See also: German reunification and die Wende

Although there were some small attempts to create a non-socialist East Germany, these were soon overwhelmed by calls for reunification with West Germany. There were two main legal routes for this. The Basic Law for the Federal Republic had been conceived as a temporary document because at the time (1949) it could not extend to eastern Germany due to the Soviet occupation zone there. The Basic Law therefore provided a means (Article 146) for a new constitution to be written for a united and democratic Germany. However it also contained Article 23, under which states could accede to the Federal Republic, in the process accepting its existing laws and institutions. This had been used in 1957 for the accession of the state of Saarland. Whilst Article 146 had been expressly designed for the purpose of German reunification, it was apparent in 1990 that employing it would require a vastly longer and more complex process of negotiation - and one which would open up many political issues in West Germany, where constitutional reform (particularly to respond to changing economic circumstances) was a longstanding concern. An accession under Article 23, on the other hand, could be (and ultimately was) implemented in just 6 months, and sidestepped completely the West German political conflicts involved in writing a new constitution.

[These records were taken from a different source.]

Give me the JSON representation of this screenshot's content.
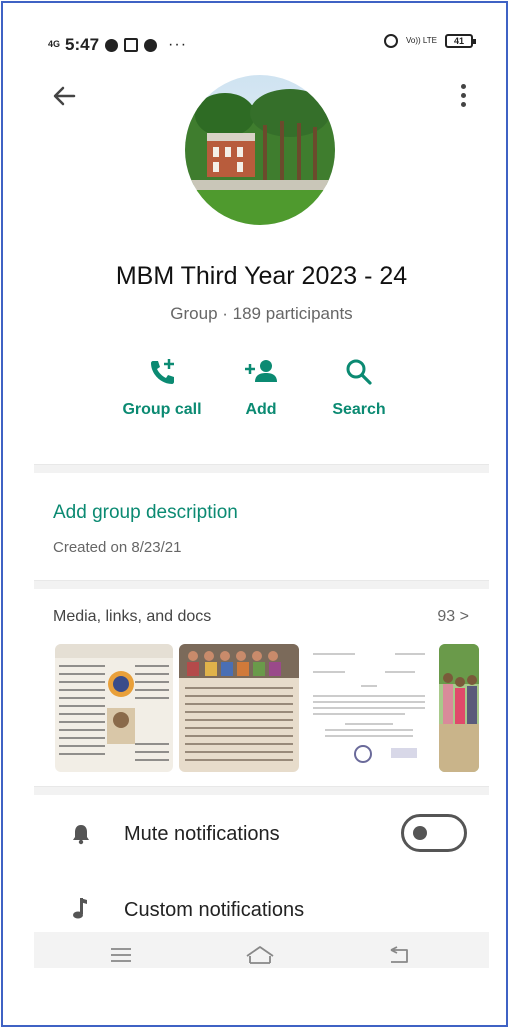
{
  "status_bar": {
    "network": "4G",
    "time": "5:47",
    "more": "···",
    "volte": "Vo)) LTE",
    "battery": "41"
  },
  "group": {
    "name": "MBM Third Year 2023 - 24",
    "subtitle": "Group · 189 participants"
  },
  "actions": [
    {
      "label": "Group call",
      "icon": "add-call-icon"
    },
    {
      "label": "Add",
      "icon": "add-person-icon"
    },
    {
      "label": "Search",
      "icon": "search-icon"
    }
  ],
  "description": {
    "add_label": "Add group description",
    "created": "Created on 8/23/21"
  },
  "media": {
    "title": "Media, links, and docs",
    "count": "93 >"
  },
  "settings": [
    {
      "label": "Mute notifications",
      "icon": "bell-icon",
      "toggle": false
    },
    {
      "label": "Custom notifications",
      "icon": "music-note-icon"
    }
  ],
  "colors": {
    "accent": "#0b8a72",
    "frame": "#3f62c4"
  }
}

Under the pressure of an increasing financial crisis (driven partly by mass emigration to West Germany in early 1990, and partly by the Federal Republic's refusal to grant the loans that would have been needed to underpin a longer transition period), the Article 23 route rapidly became the frontrunner. The cost of this, however, was that East German democracy died almost as soon as it was born, with a set of laws and institutions imposed from outside replacing a set of laws and institutions imposed from above. Any debate, for example, about the value of the various social institutions (such as the childcare, education and healthcare systems, which had implemented policy ideas discussed in West Germany for decades, and still current today) was simply ruled out by this legal route.

Following the first free East German elections on 18 March 1990, the CDU-dominated Alliance for Germany formed a "grand coalition" with the GDR's Social Democrats, and elected Lothar de Maizière as Prime Minister on 12 April. Following negotiations between the two German states, a Treaty on Monetary, Economic and Social Union was signed on 18 May, and came into effect on 1 July, among things replacing the East German mark with the Deutsche Mark. The treaty already declared the intention for East Germany to accede to the Federal Republic via Article 23 of the latter's Basic Law, and indeed laid much of the ground for this by providing for the swift and wholesale implementation of Federal laws and institutions in East Germany.

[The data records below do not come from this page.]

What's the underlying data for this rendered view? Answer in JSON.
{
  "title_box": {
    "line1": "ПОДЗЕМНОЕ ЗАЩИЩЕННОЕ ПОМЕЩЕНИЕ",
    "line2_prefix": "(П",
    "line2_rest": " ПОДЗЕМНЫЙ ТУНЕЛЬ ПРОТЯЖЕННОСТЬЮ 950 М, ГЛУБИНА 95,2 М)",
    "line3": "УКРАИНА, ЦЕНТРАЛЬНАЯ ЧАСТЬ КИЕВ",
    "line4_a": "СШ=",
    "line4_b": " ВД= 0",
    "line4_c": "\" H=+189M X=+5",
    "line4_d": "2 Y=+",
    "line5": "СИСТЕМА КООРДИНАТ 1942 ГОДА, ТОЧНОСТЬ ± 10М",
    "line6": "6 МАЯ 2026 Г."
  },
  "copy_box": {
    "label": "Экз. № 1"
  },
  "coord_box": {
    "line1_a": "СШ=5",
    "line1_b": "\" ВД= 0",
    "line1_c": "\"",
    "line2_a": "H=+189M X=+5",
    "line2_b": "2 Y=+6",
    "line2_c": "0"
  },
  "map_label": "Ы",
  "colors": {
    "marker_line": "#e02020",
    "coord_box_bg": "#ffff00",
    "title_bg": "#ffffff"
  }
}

In mid July most state property - covering a large majority of the East German economy - was transferred to the Treuhand, which was given the responsibility of overseeing the transformation of East German state-owned business into market-oriented, privatised companies. On 22 July a law was passed recreating the five federal states existing before the creation of the German Democratic Republic, to take effect on 14 October; and on 31 August the Unification Treaty set an accession date of 3 October (modifying the State Creation Law to come into effect on that date). The Unification Treaty declared that (with few exceptions) at accession the laws of East Germany would be replaced overnight by those of West Germany.

In September, after some negotiations which involved the United States, the Soviet Union, France and the United Kingdom, conditions for German reunification were agreed on, with the Allies of World War II renouncing their former rights in Germany, and agreeing to remove all occupying troops by 1994. With the 12 September signing of the Treaty on the Final Settlement with Respect to Germany, Germany became fully sovereign once more from 15 March 1991. On October 3, 1990, the new federal states, created on that day, acceded to the Federal Republic, while East and West Berlin reunited to form the third city-state of the Federal Republic. Thus the East German population was the first from the Eastern Bloc to join the European Union as a part of the reunified Federal Republic of Germany (see German reunification).

Read more about this topic:  History Of East Germany